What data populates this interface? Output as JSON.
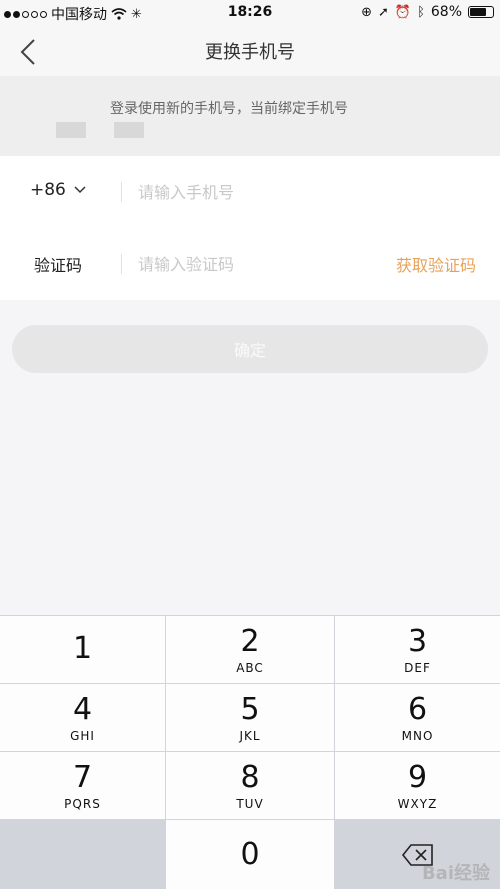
{
  "status_bar": {
    "carrier": "中国移动",
    "time": "18:26",
    "battery": "68%",
    "battery_level": 0.68
  },
  "nav": {
    "title": "更换手机号"
  },
  "notice": {
    "text": "登录使用新的手机号，当前绑定手机号"
  },
  "form": {
    "country_code": "+86",
    "phone_placeholder": "请输入手机号",
    "code_label": "验证码",
    "code_placeholder": "请输入验证码",
    "get_code_label": "获取验证码"
  },
  "confirm_label": "确定",
  "keypad": {
    "keys": [
      {
        "num": "1",
        "letters": ""
      },
      {
        "num": "2",
        "letters": "ABC"
      },
      {
        "num": "3",
        "letters": "DEF"
      },
      {
        "num": "4",
        "letters": "GHI"
      },
      {
        "num": "5",
        "letters": "JKL"
      },
      {
        "num": "6",
        "letters": "MNO"
      },
      {
        "num": "7",
        "letters": "PQRS"
      },
      {
        "num": "8",
        "letters": "TUV"
      },
      {
        "num": "9",
        "letters": "WXYZ"
      },
      {
        "num": "0",
        "letters": ""
      }
    ]
  },
  "watermark": "Bai经验",
  "colors": {
    "accent": "#e8a25a",
    "keyboard_bg": "#d1d5db",
    "disabled_button": "#e6e6e6"
  }
}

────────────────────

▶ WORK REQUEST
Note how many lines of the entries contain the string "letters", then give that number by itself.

▶ SOLUTION TO THIS TASK
10